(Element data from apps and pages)
BEGIN

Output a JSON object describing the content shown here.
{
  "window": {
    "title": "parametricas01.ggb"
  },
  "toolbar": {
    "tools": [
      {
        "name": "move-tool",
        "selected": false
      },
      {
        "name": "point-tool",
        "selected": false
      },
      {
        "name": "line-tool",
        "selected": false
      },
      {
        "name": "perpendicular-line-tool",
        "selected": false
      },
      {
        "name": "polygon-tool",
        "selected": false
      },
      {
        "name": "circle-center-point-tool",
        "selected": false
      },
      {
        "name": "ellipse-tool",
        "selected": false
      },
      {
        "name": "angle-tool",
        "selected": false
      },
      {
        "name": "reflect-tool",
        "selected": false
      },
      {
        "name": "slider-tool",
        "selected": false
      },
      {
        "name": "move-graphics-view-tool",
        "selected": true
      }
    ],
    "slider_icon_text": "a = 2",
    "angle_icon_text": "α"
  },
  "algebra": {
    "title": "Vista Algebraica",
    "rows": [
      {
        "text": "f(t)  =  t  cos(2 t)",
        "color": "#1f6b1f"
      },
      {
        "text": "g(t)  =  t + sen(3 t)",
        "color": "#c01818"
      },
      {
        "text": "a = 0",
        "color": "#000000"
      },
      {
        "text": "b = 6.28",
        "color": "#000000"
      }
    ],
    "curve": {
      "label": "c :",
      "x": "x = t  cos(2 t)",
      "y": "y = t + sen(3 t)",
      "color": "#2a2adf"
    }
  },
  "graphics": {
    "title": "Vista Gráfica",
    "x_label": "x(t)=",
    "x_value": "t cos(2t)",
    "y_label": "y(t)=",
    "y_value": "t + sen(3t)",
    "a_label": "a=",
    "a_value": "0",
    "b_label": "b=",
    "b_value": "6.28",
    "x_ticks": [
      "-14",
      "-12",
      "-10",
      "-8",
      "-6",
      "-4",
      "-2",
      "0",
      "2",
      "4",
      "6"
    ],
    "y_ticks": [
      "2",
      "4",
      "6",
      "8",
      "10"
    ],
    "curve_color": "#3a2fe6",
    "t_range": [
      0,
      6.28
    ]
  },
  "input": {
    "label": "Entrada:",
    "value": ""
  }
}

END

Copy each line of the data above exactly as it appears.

Output a JSON object describing the content shown here.
{
  "window": {
    "title": "parametricas01.ggb"
  },
  "toolbar": {
    "tools": [
      {
        "name": "move-tool",
        "selected": false
      },
      {
        "name": "point-tool",
        "selected": false
      },
      {
        "name": "line-tool",
        "selected": false
      },
      {
        "name": "perpendicular-line-tool",
        "selected": false
      },
      {
        "name": "polygon-tool",
        "selected": false
      },
      {
        "name": "circle-center-point-tool",
        "selected": false
      },
      {
        "name": "ellipse-tool",
        "selected": false
      },
      {
        "name": "angle-tool",
        "selected": false
      },
      {
        "name": "reflect-tool",
        "selected": false
      },
      {
        "name": "slider-tool",
        "selected": false
      },
      {
        "name": "move-graphics-view-tool",
        "selected": true
      }
    ],
    "slider_icon_text": "a = 2",
    "angle_icon_text": "α"
  },
  "algebra": {
    "title": "Vista Algebraica",
    "rows": [
      {
        "text": "f(t)  =  t  cos(2 t)",
        "color": "#1f6b1f"
      },
      {
        "text": "g(t)  =  t + sen(3 t)",
        "color": "#c01818"
      },
      {
        "text": "a = 0",
        "color": "#000000"
      },
      {
        "text": "b = 6.28",
        "color": "#000000"
      }
    ],
    "curve": {
      "label": "c :",
      "x": "x = t  cos(2 t)",
      "y": "y = t + sen(3 t)",
      "color": "#2a2adf"
    }
  },
  "graphics": {
    "title": "Vista Gráfica",
    "x_label": "x(t)=",
    "x_value": "t cos(2t)",
    "y_label": "y(t)=",
    "y_value": "t + sen(3t)",
    "a_label": "a=",
    "a_value": "0",
    "b_label": "b=",
    "b_value": "6.28",
    "x_ticks": [
      "-14",
      "-12",
      "-10",
      "-8",
      "-6",
      "-4",
      "-2",
      "0",
      "2",
      "4",
      "6"
    ],
    "y_ticks": [
      "2",
      "4",
      "6",
      "8",
      "10"
    ],
    "curve_color": "#3a2fe6",
    "t_range": [
      0,
      6.28
    ]
  },
  "input": {
    "label": "Entrada:",
    "value": ""
  }
}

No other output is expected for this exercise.